Action item
Look through the data that follows and work out how many lines contain the string "subtitle". Nothing but that number should be given.

Material supplied
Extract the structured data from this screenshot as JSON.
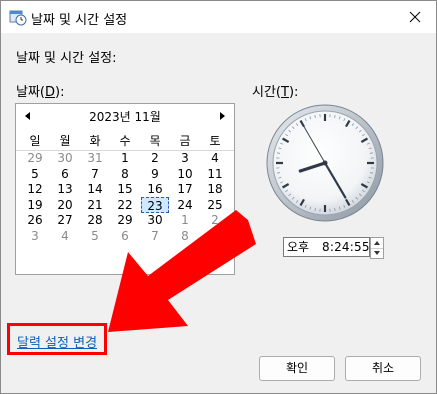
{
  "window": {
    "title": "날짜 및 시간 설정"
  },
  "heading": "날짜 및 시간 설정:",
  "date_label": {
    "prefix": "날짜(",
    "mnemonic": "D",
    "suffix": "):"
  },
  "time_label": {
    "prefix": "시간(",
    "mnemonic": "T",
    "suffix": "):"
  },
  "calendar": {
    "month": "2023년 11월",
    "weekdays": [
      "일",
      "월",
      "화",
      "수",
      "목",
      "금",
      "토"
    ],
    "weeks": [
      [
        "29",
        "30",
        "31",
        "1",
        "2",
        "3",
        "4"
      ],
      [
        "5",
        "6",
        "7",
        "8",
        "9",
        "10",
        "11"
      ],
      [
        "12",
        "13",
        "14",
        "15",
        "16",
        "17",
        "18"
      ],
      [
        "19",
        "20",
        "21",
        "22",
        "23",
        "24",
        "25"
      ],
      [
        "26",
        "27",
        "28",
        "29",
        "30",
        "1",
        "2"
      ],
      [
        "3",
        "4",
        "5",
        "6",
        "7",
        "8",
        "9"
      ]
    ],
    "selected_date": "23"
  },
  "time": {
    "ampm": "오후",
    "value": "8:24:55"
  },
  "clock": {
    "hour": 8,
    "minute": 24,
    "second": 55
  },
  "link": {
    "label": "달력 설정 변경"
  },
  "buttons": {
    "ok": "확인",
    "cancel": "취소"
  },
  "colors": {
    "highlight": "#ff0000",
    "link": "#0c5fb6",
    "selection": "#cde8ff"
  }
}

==

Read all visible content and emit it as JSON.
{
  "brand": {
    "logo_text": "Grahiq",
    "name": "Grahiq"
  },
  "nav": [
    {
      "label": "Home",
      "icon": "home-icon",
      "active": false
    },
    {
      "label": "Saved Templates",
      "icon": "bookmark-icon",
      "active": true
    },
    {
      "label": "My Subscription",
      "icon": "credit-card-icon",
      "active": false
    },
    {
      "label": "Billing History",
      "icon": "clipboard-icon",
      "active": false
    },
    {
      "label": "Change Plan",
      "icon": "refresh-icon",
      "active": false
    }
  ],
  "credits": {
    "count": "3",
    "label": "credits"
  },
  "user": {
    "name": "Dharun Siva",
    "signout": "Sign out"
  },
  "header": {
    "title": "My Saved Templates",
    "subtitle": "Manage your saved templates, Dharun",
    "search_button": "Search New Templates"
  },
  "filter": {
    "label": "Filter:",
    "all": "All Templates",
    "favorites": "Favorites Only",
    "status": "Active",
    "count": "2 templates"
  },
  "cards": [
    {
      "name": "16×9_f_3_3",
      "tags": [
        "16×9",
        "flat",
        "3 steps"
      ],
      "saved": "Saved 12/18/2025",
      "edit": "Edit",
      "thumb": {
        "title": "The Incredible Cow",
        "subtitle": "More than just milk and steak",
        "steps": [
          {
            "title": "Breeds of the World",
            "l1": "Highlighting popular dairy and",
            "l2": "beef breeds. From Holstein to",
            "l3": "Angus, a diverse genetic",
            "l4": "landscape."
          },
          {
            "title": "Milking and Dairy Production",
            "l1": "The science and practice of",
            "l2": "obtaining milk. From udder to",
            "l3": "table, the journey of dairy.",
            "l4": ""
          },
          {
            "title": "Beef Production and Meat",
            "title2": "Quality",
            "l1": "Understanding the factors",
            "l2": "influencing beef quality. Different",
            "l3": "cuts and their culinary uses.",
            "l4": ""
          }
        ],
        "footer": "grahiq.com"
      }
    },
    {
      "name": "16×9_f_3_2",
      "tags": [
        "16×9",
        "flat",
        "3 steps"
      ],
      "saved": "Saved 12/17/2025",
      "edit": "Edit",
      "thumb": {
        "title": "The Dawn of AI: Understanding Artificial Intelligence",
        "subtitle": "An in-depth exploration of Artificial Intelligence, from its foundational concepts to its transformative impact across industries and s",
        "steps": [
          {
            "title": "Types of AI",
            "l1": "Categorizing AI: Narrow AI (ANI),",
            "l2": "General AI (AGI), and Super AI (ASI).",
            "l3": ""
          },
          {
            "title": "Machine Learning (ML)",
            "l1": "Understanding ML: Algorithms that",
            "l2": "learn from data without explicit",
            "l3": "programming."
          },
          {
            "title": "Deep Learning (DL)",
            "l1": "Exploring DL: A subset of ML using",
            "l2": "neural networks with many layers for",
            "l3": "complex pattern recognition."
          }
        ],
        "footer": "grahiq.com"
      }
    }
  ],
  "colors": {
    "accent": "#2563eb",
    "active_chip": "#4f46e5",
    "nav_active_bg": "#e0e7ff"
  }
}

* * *

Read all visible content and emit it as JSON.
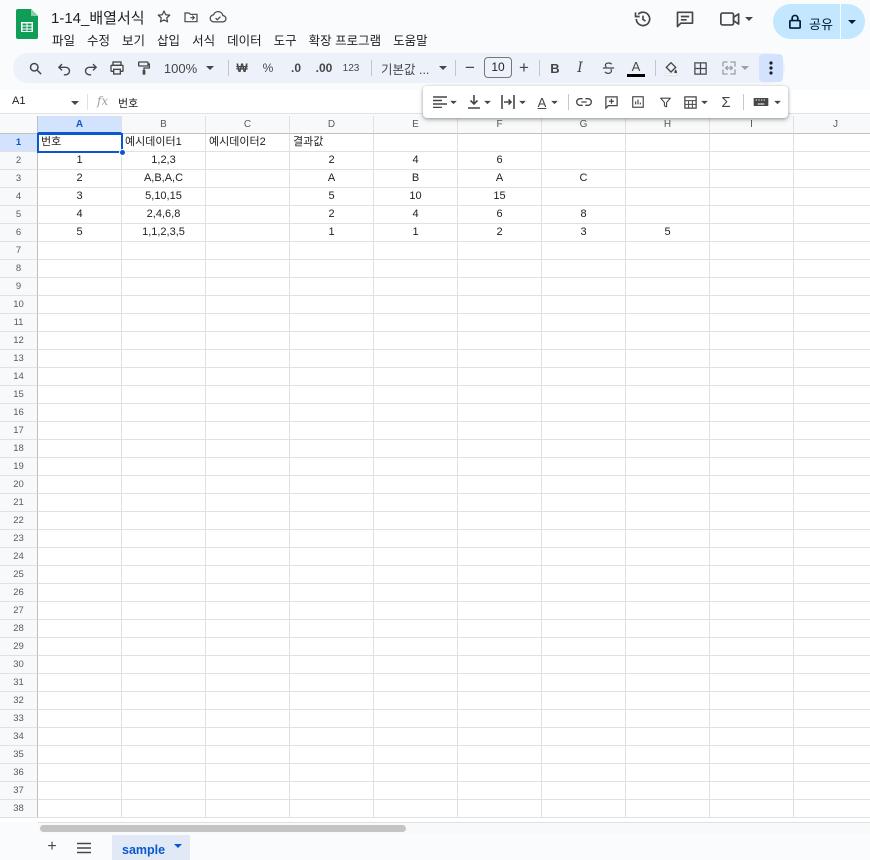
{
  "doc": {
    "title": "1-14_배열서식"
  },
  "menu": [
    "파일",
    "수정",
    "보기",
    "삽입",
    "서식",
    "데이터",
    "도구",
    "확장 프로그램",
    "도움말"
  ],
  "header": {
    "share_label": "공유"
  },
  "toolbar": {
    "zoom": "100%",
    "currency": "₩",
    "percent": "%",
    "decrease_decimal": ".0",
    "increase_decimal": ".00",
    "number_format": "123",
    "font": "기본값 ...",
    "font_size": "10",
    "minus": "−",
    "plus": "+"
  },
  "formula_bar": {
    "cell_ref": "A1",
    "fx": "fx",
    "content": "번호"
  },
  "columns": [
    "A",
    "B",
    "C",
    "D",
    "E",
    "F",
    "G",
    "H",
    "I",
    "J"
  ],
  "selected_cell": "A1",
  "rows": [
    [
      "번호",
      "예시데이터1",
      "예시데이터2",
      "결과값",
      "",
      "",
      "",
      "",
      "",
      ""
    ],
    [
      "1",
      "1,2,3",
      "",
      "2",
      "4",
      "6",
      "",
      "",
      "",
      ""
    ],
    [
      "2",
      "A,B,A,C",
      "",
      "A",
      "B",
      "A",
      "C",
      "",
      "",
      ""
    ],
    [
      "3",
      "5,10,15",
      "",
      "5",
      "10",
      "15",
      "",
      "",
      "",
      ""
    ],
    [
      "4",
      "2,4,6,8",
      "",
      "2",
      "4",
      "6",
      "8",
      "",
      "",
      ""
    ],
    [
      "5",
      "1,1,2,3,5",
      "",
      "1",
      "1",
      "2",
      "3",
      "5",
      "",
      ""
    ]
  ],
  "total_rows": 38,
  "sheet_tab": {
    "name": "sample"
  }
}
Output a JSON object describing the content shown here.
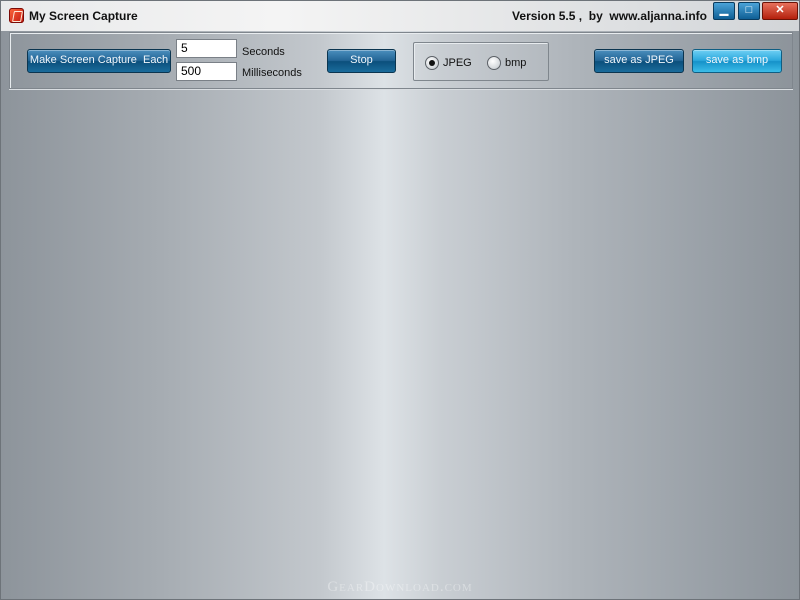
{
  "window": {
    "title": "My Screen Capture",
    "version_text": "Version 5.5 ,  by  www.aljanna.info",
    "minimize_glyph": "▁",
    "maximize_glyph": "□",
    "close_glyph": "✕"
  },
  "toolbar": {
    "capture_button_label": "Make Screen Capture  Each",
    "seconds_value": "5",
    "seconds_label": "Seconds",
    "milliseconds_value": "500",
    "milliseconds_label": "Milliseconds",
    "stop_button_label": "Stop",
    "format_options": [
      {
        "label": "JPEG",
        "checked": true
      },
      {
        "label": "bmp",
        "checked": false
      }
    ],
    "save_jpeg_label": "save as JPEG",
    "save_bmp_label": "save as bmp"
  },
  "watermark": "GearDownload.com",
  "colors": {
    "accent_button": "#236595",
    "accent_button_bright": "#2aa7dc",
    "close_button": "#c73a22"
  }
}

Task output
3